The senator nailed the DHS secretary for trying to cover for Trump's egregious racism.

Homeland Security Secretary Kirstjen Nielsen tried to be cagey about Donald Trump’s racism at a Senate hearing, but New Jersey Democrat Cory Booker was not about to let that stand.

At a Senate Judiciary Committee oversight hearing of the Department of Homeland Security, Nielsen took several shots at avoiding the specifics of Trump’s racist Oval Office rant, but Booker tore her spurious claims of amnesia asunder in a withering condemnation of Trump’s racism.

Booker told Nielsen that he was “seething with anger” about Trump’s comments, and blasted Nielsen for swearing under oath that she could not remember them. He reminded her of a DHS report underlining the extreme threat represented by far-right groups, and of the threats that he and other senators of color have received.

“The commander in chief, in an Oval Office meeting, referring to people from African countries and Haitians with the most vile and vulgar language,” Booker said. “That language festers when ignorance and bigotry is alive with power. It is a dangerous force in our country.”

“Your silence and your amnesia is complicity,” Booker told Nielsen. “Right now in our nation, we have a problem. I don’t know if 73 percent of your time is spent on white supremacist hate groups. I don’t know if 73 percent of your time is spent concerned about the people in fear in communities in this country — Sikh Americans, Muslim Americans, black Americans. The fact pattern is clear of the threats in this country.”

Booker added that when he learned of Trump’s comments, “I had tears of rage,” and “for you not to feel that pain hurt.”

“And that pain,” Booker continued, “and to dismiss some of the questions of my colleagues, saying ‘I’ve already answered that line of questions,’ when tens of millions of Americans are hurting right now, because of what they’re worried about, what happened in the White House — that’s unacceptable to me.”

“There are threats in this country, people plotting,” Booker said. “I receive enough death threats to know the reality. Kamala receives enough death threats to know the reality. Mazie receives enough death threats to know the reality.”

“And I’ve got a president of the United States, whose office I respect, who talks about the countries of origin of my fellow citizens in the most despicable of manner,” Booker said, angrily adding, “You don’t remember, you can’t remember the words of your commander in chief? I find that unacceptable.”

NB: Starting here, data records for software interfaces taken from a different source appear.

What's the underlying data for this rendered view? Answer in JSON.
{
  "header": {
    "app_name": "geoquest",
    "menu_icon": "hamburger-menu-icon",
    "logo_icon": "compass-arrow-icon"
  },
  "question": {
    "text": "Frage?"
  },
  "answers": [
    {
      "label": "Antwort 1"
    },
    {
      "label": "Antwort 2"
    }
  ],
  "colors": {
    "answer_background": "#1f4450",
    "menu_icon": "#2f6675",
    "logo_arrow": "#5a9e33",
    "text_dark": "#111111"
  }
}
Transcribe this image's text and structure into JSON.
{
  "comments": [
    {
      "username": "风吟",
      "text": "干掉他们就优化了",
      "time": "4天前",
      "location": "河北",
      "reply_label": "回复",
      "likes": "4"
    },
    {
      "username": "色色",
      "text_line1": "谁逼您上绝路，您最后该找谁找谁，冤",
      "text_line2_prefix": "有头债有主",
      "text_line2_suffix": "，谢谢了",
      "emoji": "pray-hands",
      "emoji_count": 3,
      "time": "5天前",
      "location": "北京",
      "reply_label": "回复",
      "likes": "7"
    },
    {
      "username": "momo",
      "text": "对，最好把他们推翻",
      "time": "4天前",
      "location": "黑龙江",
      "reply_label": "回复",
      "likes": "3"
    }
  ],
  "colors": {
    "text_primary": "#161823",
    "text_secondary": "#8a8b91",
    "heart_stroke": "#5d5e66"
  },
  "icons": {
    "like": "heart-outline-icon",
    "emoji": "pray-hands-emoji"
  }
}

Booker’s impassioned speech should demonstrate, to every American, the stakes for covering up the sort of racism that Donald Trump has elevated to the highest office in the land. As Booker notes, even if Nielsen wasn’t listening closely, those who would do violence in the name of racism are, and Trump is emboldening them.